Work request: An exact copy of all the lines below is required, with every image left out.

Dataset rows for apps and sites:
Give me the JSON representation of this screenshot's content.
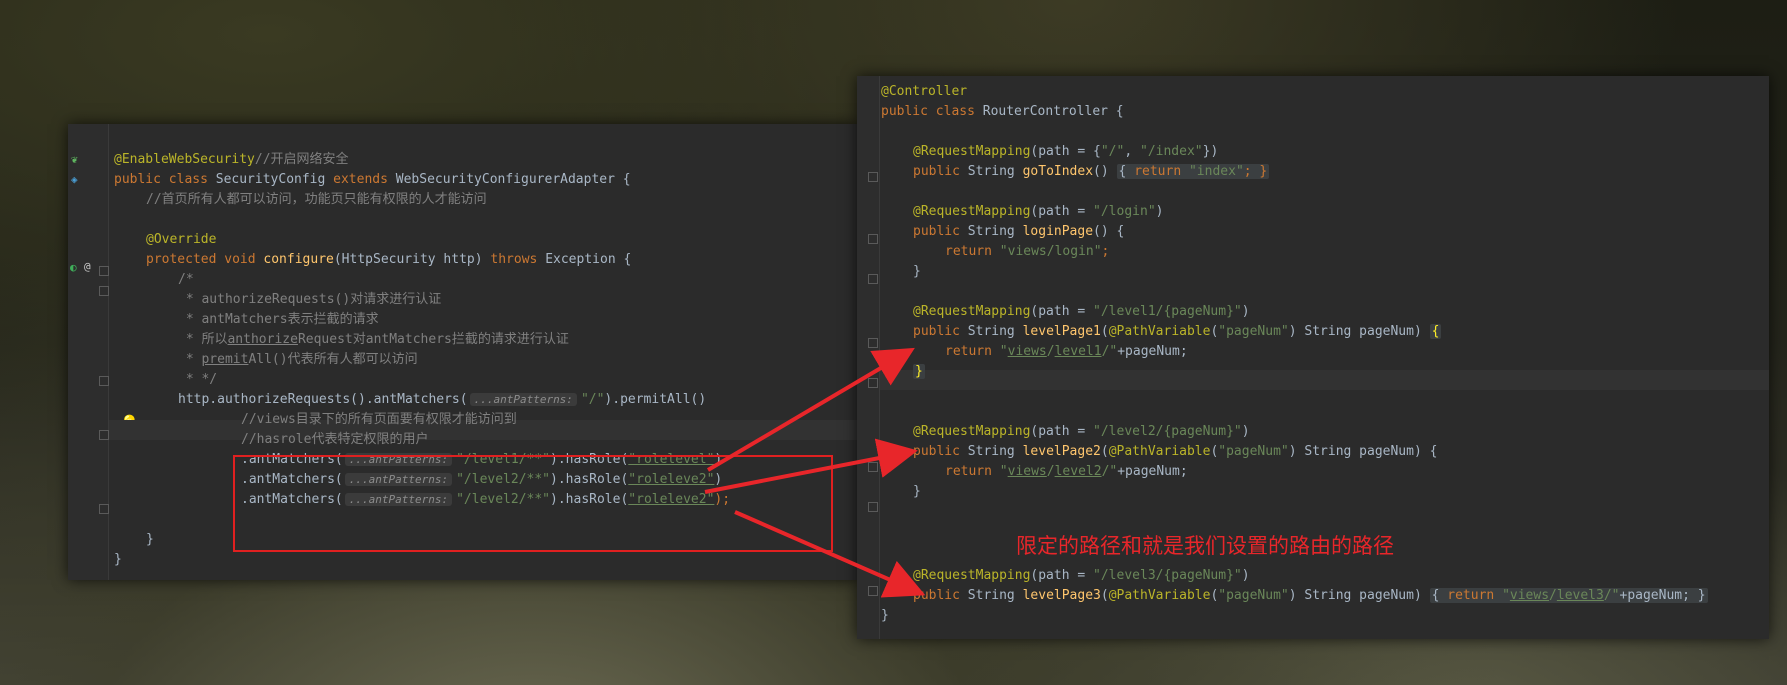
{
  "left_code": {
    "l1_ann": "@EnableWebSecurity",
    "l1_cm": "//开启网络安全",
    "l2_a": "public class ",
    "l2_b": "SecurityConfig ",
    "l2_c": "extends ",
    "l2_d": "WebSecurityConfigurerAdapter {",
    "l3": "//首页所有人都可以访问，功能页只能有权限的人才能访问",
    "l4": "@Override",
    "l5_a": "protected void ",
    "l5_b": "configure",
    "l5_c": "(HttpSecurity http) ",
    "l5_d": "throws ",
    "l5_e": "Exception {",
    "l6": "/*",
    "l7_a": " * authorizeRequests()",
    "l7_b": "对请求进行认证",
    "l8_a": " * antMatchers",
    "l8_b": "表示拦截的请求",
    "l9_a": " * 所以",
    "l9_b": "anthorize",
    "l9_c": "Request",
    "l9_d": "对",
    "l9_e": "antMatchers",
    "l9_f": "拦截的请求进行认证",
    "l10_a": " * ",
    "l10_b": "premit",
    "l10_c": "All()",
    "l10_d": "代表所有人都可以访问",
    "l11": " * */",
    "l12_a": "http.authorizeRequests().antMatchers(",
    "hint": "...antPatterns:",
    "l12_b": "\"/\"",
    "l12_c": ").permitAll()",
    "l13": "//views目录下的所有页面要有权限才能访问到",
    "l14": "//hasrole代表特定权限的用户",
    "l15_a": ".antMatchers(",
    "l15_b": "\"/level1/**\"",
    "l15_c": ").hasRole(",
    "l15_d": "\"rolelevel\"",
    "l15_e": ")",
    "l16_b": "\"/level2/**\"",
    "l16_d": "\"roleleve2\"",
    "l16_e": ")",
    "l17_b": "\"/level2/**\"",
    "l17_d": "\"roleleve2\"",
    "l17_e": ");",
    "l18": "}",
    "l19": "}"
  },
  "right_code": {
    "r1": "@Controller",
    "r2_a": "public class ",
    "r2_b": "RouterController {",
    "r3_ann": "@RequestMapping",
    "r3_a": "(path = {",
    "r3_b": "\"/\"",
    "r3_c": ", ",
    "r3_d": "\"/index\"",
    "r3_e": "})",
    "r4_a": "public ",
    "r4_b": "String ",
    "r4_c": "goToIndex",
    "r4_d": "() ",
    "r4_e": "{ ",
    "r4_f": "return ",
    "r4_g": "\"index\"",
    "r4_h": "; }",
    "r5_a": "(path = ",
    "r5_b": "\"/login\"",
    "r5_c": ")",
    "r6_c": "loginPage",
    "r6_d": "() {",
    "r7_a": "return ",
    "r7_b": "\"views/login\"",
    "r7_c": ";",
    "r8": "}",
    "r9_b": "\"/level1/{pageNum}\"",
    "r10_c": "levelPage1",
    "r10_d": "(",
    "r10_e": "@PathVariable",
    "r10_f": "(",
    "r10_g": "\"pageNum\"",
    "r10_h": ") String pageNum) ",
    "r10_i": "{",
    "r11_q": "\"",
    "r11_v": "views",
    "r11_s": "/",
    "r11_l1": "level1",
    "r11_s2": "/\"",
    "r11_t": "+pageNum;",
    "r12": "}",
    "r13_b": "\"/level2/{pageNum}\"",
    "r14_c": "levelPage2",
    "r14_h": ") String pageNum) {",
    "r15_l2": "level2",
    "r16": "}",
    "r17_b": "\"/level3/{pageNum}\"",
    "r18_c": "levelPage3",
    "r18_h": ") String pageNum) ",
    "r18_i": "{ ",
    "r18_l3": "level3",
    "r18_t": "+pageNum; }",
    "r19": "}"
  },
  "caption": "限定的路径和就是我们设置的路由的路径",
  "colors": {
    "editor_bg": "#2b2b2b",
    "annotation": "#bbb529",
    "keyword": "#cc7832",
    "string": "#6a8759",
    "comment": "#808080",
    "function": "#ffc66d",
    "text": "#a9b7c6",
    "highlight_red": "#e02020"
  }
}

Solution to this exercise:
Give me the JSON representation of this screenshot's content.
{
  "left_code": {
    "l1_ann": "@EnableWebSecurity",
    "l1_cm": "//开启网络安全",
    "l2_a": "public class ",
    "l2_b": "SecurityConfig ",
    "l2_c": "extends ",
    "l2_d": "WebSecurityConfigurerAdapter {",
    "l3": "//首页所有人都可以访问，功能页只能有权限的人才能访问",
    "l4": "@Override",
    "l5_a": "protected void ",
    "l5_b": "configure",
    "l5_c": "(HttpSecurity http) ",
    "l5_d": "throws ",
    "l5_e": "Exception {",
    "l6": "/*",
    "l7_a": " * authorizeRequests()",
    "l7_b": "对请求进行认证",
    "l8_a": " * antMatchers",
    "l8_b": "表示拦截的请求",
    "l9_a": " * 所以",
    "l9_b": "anthorize",
    "l9_c": "Request",
    "l9_d": "对",
    "l9_e": "antMatchers",
    "l9_f": "拦截的请求进行认证",
    "l10_a": " * ",
    "l10_b": "premit",
    "l10_c": "All()",
    "l10_d": "代表所有人都可以访问",
    "l11": " * */",
    "l12_a": "http.authorizeRequests().antMatchers(",
    "hint": "...antPatterns:",
    "l12_b": "\"/\"",
    "l12_c": ").permitAll()",
    "l13": "//views目录下的所有页面要有权限才能访问到",
    "l14": "//hasrole代表特定权限的用户",
    "l15_a": ".antMatchers(",
    "l15_b": "\"/level1/**\"",
    "l15_c": ").hasRole(",
    "l15_d": "\"rolelevel\"",
    "l15_e": ")",
    "l16_b": "\"/level2/**\"",
    "l16_d": "\"roleleve2\"",
    "l16_e": ")",
    "l17_b": "\"/level2/**\"",
    "l17_d": "\"roleleve2\"",
    "l17_e": ");",
    "l18": "}",
    "l19": "}"
  },
  "right_code": {
    "r1": "@Controller",
    "r2_a": "public class ",
    "r2_b": "RouterController {",
    "r3_ann": "@RequestMapping",
    "r3_a": "(path = {",
    "r3_b": "\"/\"",
    "r3_c": ", ",
    "r3_d": "\"/index\"",
    "r3_e": "})",
    "r4_a": "public ",
    "r4_b": "String ",
    "r4_c": "goToIndex",
    "r4_d": "() ",
    "r4_e": "{ ",
    "r4_f": "return ",
    "r4_g": "\"index\"",
    "r4_h": "; }",
    "r5_a": "(path = ",
    "r5_b": "\"/login\"",
    "r5_c": ")",
    "r6_c": "loginPage",
    "r6_d": "() {",
    "r7_a": "return ",
    "r7_b": "\"views/login\"",
    "r7_c": ";",
    "r8": "}",
    "r9_b": "\"/level1/{pageNum}\"",
    "r10_c": "levelPage1",
    "r10_d": "(",
    "r10_e": "@PathVariable",
    "r10_f": "(",
    "r10_g": "\"pageNum\"",
    "r10_h": ") String pageNum) ",
    "r10_i": "{",
    "r11_q": "\"",
    "r11_v": "views",
    "r11_s": "/",
    "r11_l1": "level1",
    "r11_s2": "/\"",
    "r11_t": "+pageNum;",
    "r12": "}",
    "r13_b": "\"/level2/{pageNum}\"",
    "r14_c": "levelPage2",
    "r14_h": ") String pageNum) {",
    "r15_l2": "level2",
    "r16": "}",
    "r17_b": "\"/level3/{pageNum}\"",
    "r18_c": "levelPage3",
    "r18_h": ") String pageNum) ",
    "r18_i": "{ ",
    "r18_l3": "level3",
    "r18_t": "+pageNum; }",
    "r19": "}"
  },
  "caption": "限定的路径和就是我们设置的路由的路径",
  "colors": {
    "editor_bg": "#2b2b2b",
    "annotation": "#bbb529",
    "keyword": "#cc7832",
    "string": "#6a8759",
    "comment": "#808080",
    "function": "#ffc66d",
    "text": "#a9b7c6",
    "highlight_red": "#e02020"
  }
}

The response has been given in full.